(Page and application data records)
++++++++++++++++++++

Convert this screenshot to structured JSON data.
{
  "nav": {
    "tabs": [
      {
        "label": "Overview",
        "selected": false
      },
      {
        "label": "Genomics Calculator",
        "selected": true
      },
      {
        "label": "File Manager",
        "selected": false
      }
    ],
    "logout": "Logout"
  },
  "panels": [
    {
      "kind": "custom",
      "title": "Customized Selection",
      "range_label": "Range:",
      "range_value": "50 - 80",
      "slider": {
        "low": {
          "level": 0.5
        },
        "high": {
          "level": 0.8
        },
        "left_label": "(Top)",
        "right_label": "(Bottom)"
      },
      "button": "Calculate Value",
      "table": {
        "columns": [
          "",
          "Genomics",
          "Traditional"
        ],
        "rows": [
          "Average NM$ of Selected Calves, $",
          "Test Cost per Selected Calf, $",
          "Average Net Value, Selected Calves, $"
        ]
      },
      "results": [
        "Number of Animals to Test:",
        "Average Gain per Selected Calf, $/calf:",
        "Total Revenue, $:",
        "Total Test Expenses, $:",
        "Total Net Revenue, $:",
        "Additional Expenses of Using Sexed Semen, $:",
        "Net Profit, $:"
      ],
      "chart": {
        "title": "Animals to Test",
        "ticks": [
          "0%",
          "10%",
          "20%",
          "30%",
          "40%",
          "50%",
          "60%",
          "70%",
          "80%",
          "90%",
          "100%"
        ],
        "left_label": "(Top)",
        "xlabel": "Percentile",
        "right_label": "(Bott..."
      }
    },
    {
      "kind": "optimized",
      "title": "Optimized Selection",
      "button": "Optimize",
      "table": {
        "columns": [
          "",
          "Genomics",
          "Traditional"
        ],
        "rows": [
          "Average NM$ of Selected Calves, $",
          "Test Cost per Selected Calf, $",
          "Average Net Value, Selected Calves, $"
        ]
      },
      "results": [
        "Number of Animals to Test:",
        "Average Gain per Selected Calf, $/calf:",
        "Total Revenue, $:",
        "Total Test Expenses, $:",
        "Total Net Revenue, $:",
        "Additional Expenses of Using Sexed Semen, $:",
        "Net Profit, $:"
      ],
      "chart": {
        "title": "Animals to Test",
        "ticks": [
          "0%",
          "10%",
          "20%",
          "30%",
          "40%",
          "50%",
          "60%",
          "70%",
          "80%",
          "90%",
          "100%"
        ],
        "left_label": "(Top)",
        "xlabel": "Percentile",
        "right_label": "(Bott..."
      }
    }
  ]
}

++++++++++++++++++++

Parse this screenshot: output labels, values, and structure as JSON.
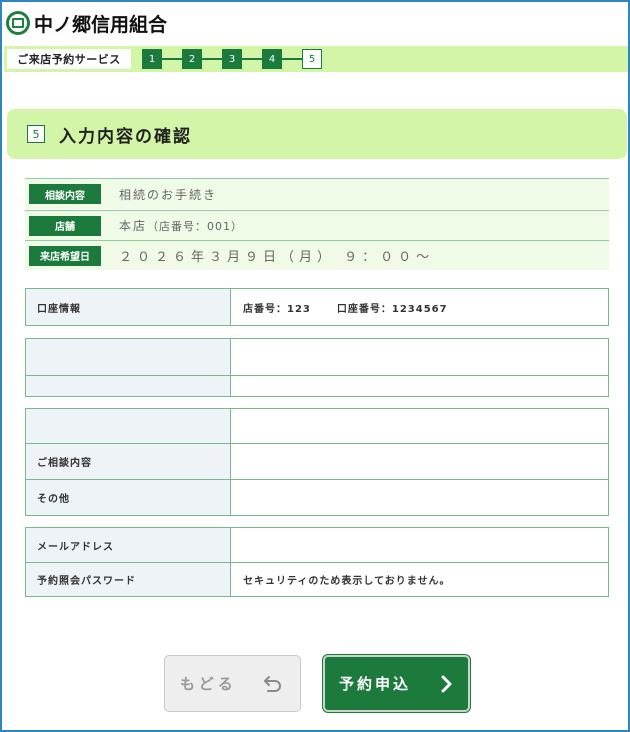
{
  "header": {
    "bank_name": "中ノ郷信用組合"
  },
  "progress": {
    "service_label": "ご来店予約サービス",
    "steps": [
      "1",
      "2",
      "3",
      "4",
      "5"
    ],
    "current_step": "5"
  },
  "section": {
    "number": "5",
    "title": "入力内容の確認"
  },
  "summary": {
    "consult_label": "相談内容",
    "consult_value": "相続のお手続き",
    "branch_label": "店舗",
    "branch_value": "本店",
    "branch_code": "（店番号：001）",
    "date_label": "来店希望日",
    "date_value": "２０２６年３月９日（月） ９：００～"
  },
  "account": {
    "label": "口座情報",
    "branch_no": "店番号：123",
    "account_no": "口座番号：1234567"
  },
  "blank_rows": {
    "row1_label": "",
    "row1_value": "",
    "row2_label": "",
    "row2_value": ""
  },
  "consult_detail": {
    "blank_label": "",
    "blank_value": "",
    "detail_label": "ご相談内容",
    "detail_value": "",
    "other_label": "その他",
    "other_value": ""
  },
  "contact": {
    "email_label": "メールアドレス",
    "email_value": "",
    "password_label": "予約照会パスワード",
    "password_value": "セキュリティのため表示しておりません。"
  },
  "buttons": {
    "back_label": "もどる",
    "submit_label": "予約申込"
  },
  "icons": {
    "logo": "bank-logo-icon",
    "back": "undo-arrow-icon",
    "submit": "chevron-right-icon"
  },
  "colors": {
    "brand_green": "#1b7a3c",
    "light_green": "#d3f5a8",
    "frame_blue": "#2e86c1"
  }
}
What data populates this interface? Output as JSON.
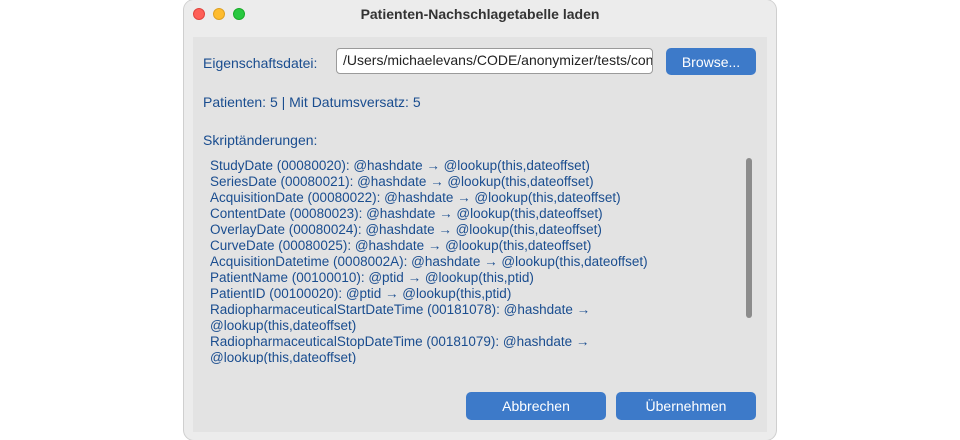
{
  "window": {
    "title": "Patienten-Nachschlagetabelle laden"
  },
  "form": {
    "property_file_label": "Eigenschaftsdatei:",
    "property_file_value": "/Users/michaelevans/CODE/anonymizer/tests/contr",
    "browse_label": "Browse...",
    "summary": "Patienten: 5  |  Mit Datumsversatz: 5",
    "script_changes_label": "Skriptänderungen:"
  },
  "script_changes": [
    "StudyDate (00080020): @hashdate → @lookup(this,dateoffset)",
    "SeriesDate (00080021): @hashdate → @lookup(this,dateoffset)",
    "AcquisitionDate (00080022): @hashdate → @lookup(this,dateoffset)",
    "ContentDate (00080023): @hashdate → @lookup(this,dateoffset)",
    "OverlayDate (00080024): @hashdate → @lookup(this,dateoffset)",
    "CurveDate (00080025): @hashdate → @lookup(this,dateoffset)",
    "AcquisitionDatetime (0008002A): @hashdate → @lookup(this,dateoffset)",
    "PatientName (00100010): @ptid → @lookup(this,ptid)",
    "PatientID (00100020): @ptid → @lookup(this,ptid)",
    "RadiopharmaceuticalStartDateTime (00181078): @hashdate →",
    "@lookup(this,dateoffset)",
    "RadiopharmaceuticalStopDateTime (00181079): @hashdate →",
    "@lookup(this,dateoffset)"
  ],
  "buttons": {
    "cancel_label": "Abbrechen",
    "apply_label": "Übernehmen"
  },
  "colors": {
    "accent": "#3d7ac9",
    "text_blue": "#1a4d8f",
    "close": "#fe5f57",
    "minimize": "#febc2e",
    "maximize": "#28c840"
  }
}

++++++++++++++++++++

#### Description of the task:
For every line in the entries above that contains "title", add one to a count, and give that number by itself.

#### Answer for the task:
6